**Data extract:**
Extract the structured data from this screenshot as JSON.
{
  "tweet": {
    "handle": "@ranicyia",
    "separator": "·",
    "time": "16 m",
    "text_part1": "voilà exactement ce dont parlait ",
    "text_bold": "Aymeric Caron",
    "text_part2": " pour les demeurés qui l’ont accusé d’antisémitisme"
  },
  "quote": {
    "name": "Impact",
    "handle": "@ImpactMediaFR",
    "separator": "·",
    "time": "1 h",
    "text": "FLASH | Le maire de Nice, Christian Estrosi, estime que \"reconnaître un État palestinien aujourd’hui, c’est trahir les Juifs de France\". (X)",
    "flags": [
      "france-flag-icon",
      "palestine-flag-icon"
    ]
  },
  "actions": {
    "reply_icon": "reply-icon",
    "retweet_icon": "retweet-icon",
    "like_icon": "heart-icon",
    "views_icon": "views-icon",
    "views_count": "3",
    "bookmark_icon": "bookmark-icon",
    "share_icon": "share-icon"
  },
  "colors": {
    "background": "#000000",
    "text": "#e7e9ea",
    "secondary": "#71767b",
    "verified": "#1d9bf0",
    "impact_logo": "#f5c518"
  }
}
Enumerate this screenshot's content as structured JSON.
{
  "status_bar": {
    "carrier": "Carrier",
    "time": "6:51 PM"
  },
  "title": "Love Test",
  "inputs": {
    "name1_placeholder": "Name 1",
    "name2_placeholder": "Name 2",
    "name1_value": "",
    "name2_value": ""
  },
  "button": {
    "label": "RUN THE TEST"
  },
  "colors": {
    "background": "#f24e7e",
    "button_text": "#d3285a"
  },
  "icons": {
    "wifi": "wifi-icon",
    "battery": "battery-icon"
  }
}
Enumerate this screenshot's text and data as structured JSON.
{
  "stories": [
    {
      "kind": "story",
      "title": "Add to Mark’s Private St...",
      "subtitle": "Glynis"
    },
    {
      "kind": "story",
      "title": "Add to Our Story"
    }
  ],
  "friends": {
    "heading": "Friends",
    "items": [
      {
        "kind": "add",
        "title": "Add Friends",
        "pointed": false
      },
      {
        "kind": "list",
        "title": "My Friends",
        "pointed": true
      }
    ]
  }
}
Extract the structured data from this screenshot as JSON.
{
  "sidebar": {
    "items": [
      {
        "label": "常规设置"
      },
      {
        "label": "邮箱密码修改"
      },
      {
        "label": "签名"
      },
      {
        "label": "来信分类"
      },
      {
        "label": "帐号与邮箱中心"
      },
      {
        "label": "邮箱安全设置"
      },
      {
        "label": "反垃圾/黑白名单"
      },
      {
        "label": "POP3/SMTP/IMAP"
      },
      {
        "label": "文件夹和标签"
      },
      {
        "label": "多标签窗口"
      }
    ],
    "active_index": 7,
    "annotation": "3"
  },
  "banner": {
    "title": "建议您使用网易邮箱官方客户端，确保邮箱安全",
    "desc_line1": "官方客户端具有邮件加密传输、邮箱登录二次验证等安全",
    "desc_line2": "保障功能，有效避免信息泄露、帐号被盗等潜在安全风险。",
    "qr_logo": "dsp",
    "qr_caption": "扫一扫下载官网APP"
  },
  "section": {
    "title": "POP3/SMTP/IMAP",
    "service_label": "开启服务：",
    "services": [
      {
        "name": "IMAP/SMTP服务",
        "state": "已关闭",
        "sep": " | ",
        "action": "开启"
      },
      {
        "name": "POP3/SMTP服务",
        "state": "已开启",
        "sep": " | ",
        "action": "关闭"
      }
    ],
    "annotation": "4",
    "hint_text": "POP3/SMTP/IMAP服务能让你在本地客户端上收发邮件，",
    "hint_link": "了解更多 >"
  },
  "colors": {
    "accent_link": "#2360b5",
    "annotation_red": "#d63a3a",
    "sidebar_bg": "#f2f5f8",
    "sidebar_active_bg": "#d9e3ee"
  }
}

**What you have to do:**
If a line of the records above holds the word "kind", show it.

**Solution to this problem:**
      "kind": "story",
      "kind": "story",
        "kind": "add",
        "kind": "list",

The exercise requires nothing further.